EXERCISE DETAILS:
Every single entry needs to appear again exactly as given.

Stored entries
*** Begin section ***

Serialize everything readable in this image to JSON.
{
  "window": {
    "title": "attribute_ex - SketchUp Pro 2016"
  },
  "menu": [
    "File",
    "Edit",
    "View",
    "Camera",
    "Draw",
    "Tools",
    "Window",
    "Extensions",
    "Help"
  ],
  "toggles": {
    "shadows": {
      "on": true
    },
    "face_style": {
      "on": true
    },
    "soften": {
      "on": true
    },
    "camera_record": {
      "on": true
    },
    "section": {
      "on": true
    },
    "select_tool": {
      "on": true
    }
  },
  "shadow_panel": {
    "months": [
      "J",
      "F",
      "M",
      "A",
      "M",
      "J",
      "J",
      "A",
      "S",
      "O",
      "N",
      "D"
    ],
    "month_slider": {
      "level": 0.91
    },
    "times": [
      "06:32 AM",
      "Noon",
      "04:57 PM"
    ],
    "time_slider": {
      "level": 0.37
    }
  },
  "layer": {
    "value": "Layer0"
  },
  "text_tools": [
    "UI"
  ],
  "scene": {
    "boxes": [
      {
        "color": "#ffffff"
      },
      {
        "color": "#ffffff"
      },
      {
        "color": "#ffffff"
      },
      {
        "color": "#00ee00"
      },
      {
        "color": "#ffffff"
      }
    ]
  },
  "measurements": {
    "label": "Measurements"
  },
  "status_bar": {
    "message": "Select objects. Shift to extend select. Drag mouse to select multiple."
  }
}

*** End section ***

YOUR RESPONSE:
Serialize everything readable in this image to JSON.
{
  "window": {
    "title": "attribute_ex - SketchUp Pro 2016"
  },
  "menu": [
    "File",
    "Edit",
    "View",
    "Camera",
    "Draw",
    "Tools",
    "Window",
    "Extensions",
    "Help"
  ],
  "toggles": {
    "shadows": {
      "on": true
    },
    "face_style": {
      "on": true
    },
    "soften": {
      "on": true
    },
    "camera_record": {
      "on": true
    },
    "section": {
      "on": true
    },
    "select_tool": {
      "on": true
    }
  },
  "shadow_panel": {
    "months": [
      "J",
      "F",
      "M",
      "A",
      "M",
      "J",
      "J",
      "A",
      "S",
      "O",
      "N",
      "D"
    ],
    "month_slider": {
      "level": 0.91
    },
    "times": [
      "06:32 AM",
      "Noon",
      "04:57 PM"
    ],
    "time_slider": {
      "level": 0.37
    }
  },
  "layer": {
    "value": "Layer0"
  },
  "text_tools": [
    "UI"
  ],
  "scene": {
    "boxes": [
      {
        "color": "#ffffff"
      },
      {
        "color": "#ffffff"
      },
      {
        "color": "#ffffff"
      },
      {
        "color": "#00ee00"
      },
      {
        "color": "#ffffff"
      }
    ]
  },
  "measurements": {
    "label": "Measurements"
  },
  "status_bar": {
    "message": "Select objects. Shift to extend select. Drag mouse to select multiple."
  }
}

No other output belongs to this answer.